This series of small circular pendants has given me a number of different elements to explore that were simply not much of a notion with my more sculptural organic forms. In addition to playing with resolving bails with these traditional forms, I began to consider stamping their quality to ensure they were not confused with a base metal clay. I found a company that sold quality stamps for all metal clays and did custom tiny metal clay stamps, from signatures to logos to photos. I used www.MetalClays.com and had a super positive experience. They have great images and videos on their site if you want to really see their products in action before purchasing, with clear instructions on creating the logo stamp.
As you can see above, I ordered a custom stamp with my logo and a Fine Silver (FS999) quality stamp.

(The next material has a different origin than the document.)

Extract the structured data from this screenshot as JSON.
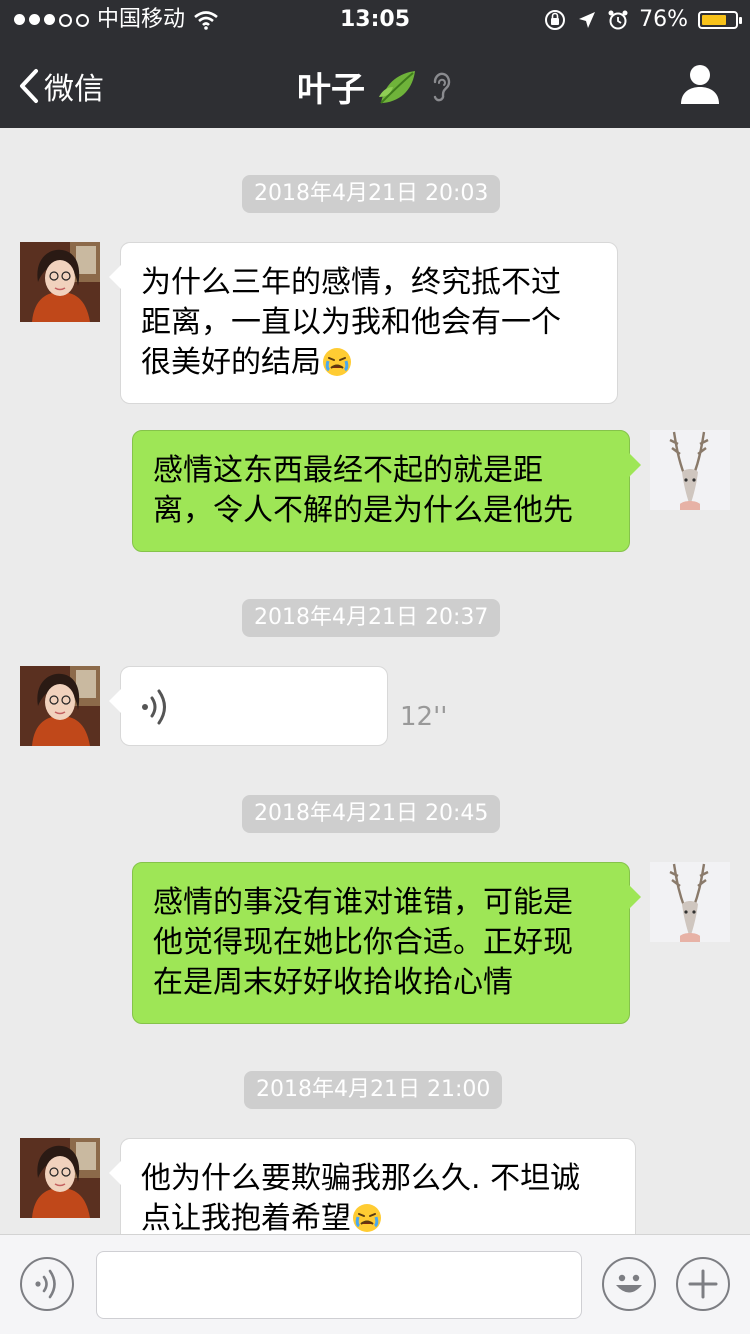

The stamps arrived after I had begun this series, so I thought I would try to make a bunch of small medallion-like pieces to paste on the back of the already dried forms. As you can see from the image above, they were considerably smaller than a water bottle cap, which is perfect for the back of the jewelry. It took some experimenting to figure the correct amount of pressure and rocking motion to get a clean stamp, but eventually I got the hang of it. I stamped my logo, lined up the quality mark and used a tight circle template to encase them. Due to its small scale, attaching the wet pieces without smooshing the design became more time consuming than I wanted. Since these pieces were domed, I had to attach the stamped medallions while they were wet since the forms themselves were already in the greenware stage. In the future, I would save this method of making a separate stamped piece and attaching to the back for flat pieces where I can attach two stable dried forms. On curved or other difficult surfaces, I would stamp right into it while building it. Below you can see the logo image I sent them and the dried stamped form before firing. Check out my Wire Bails post from last week for a good image of it fired.